Technologies, analytics and other insights gained through population health are keys to meeting the crisis of rising healthcare costs and ageing populations, global experts said at the World Economic Forum in Davos Switzerland in January.
But as the pace of innovation grows, pressure of leadership in the sector is required to implement change.
Dr Stephen Klasko, President of Thomas Jefferson University and CEO of Jefferson Health, who took part in the Future of Hospitals panel in Davos, wrote in an opinion piece that healthcare is at a critical time.
“If we fail to embrace disruption, the consequences of clinging to legacy systems of care will become even greater, further growing a fragmented, expensive, inequitable health delivery system,” he mentioned.
“The US has strung together popsicle-stick-and-glue federal policies that continue to graft Star Trek-level medicine onto a Fred Flintstone delivery platform. It’s not working for us, and it won’t work globally.”
According to Klasko, “it is easier to move health care to a phone than it is to move hospitals to remote communities. In fact, we must get care to where patients are instead of getting patients to where care is located. That is a revolution that is starting now.”
In Australia, revolutionaries are developing their skills in implementing innovation by studying their Masters in Healthcare Leadership at Southern Cross University.
SCU Online Director of Postgraduate Education in the School of Health and Human Sciences Dr Louise Horstmanshof said the future of healthcare is being transformed through genomics, digital health and artificial intelligence, and robotics.
Dr Horstmanshof said the consumer voice is also growing stronger with system evolution, influencing service design, curriculum development and political support.
As a result, healthcare leaders not only need to understand these developments but, more importantly, their personal role as agents of change.
“While it is good for healthcare leaders to be across the emerging technologies, the role of a leader is not to be the font of all knowledge.

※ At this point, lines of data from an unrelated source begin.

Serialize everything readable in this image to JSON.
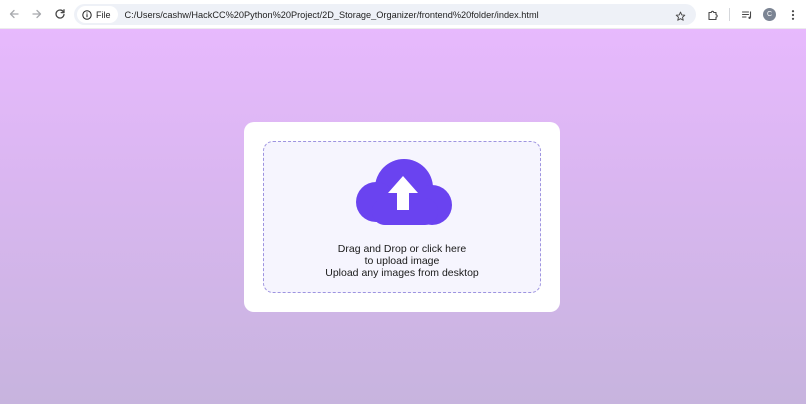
{
  "browser": {
    "chip_label": "File",
    "url": "C:/Users/cashw/HackCC%20Python%20Project/2D_Storage_Organizer/frontend%20folder/index.html",
    "avatar_letter": "C"
  },
  "upload": {
    "line1": "Drag and Drop or click here",
    "line2": "to upload image",
    "line3": "Upload any images from desktop"
  },
  "colors": {
    "cloud": "#6a43f0",
    "dropzone_border": "#9e94e0",
    "background_top": "#e7b9fd",
    "background_bottom": "#c7b4de"
  }
}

Instead, a good leader inspires those around him or her to be open to the benefits of data analytics, while remaining focused on the vision and mission of patient safety and patient-centred care,” Dr Horstmanshof said.
Being an inspiring healthcare leader requires a number of skills in order to drive rapid technological uptake and the cultural change it brings.
“Good leadership is built on good people skills. These include communication skills, being able to listen and to learn, but also being able to understand and manage the information that is being delivered. Team building skills, negotiation and conflict resolution skills remain important,” Dr Horstmanshof said.
“Above all, a good healthcare leader knows how to engage with the flow of information that is needed to lead and foster change, use critical thinking, be open to new ideas, and be able to synthesis the ideas to inspire the health team to deliver on enhanced patient-centred safety and care.”
Professor J. Bryan Bennett, the Executive Director of Chicago’s Healthcare Centre of Excellence, wrote about research in 2016 that found that the key to successful implementation of healthcare analytics is leadership. But according to the study’s participants, the challenges to the use of analytics in the sector were leadership (29 per cent), data management (18 per cent) and talent (14 per cent).
The research respondents included people from all levels of healthcare within a variety of organisations across the US who commented that problems with leadership included “no champion”, “unclear direction” and a lack of “clear understanding of needs”.
“Although the results weren’t surprising, the strength of the argument for better executive leadership skills in healthcare was,” Professor Bennett said.
“Many outside of physical healthcare organisations can see the problem, and when you talk to people inside the organisations, they wholeheartedly agree. It’s like the elephant in the room that no one wants to talk about but as soon as it’s mentioned everyone starts nodding in agreement.”
But Professor Bennett said he understood that healthcare leaders were grappling with one of the great disruptions of our time.
“This is by no way meant to disparage current healthcare leaders. They have been dealt a tough hand. No other industry has been asked to make such dramatic changes in such a short period of time.”
Professor Bennett said the good news is that leadership, which is “the most important critical success factor in any change management situation”, can be learned.
His tips to successful healthcare analytics implementations for leaders include: deploying a good procurement process for software, technology vendors and personnel; ensuring adequate financial and personnel resources; possessing a vision for where the organisation and team is heading; building credibility with team members; and inspiring staff to achieve.
At SCU Online, leadership skills aren’t only seen as necessary for the people at the top of the chain of command. All healthcare staff can be leaders.
“Effective leadership is relational. The emphasis should be on building a shared understanding of enabling change from challenging issues and challenging circumstances. Leadership shouldn’t be seen from a hierarchical perspective, but in a transformational sense. All are leaders, so understanding one’s accountability as a leader is the key,” Dr Horstmanshof said.
Developing these skills will allow health professionals to contribute towards future proofing the sector.
“The challenge lies in re-focusing and retraining the current health workforce, both clinical and non-clinical, into this emerging landscape so that they are more resilient and changeable,” she said.
“The Master of Healthcare Leadership offers a unique opportunity for healthcare practitioners from a range of disciplines to engage with each other and with the current and emergent thinkers to consider how best to foster change.”
Interested to read how you can be a leader in Healthcare, check out SCU online.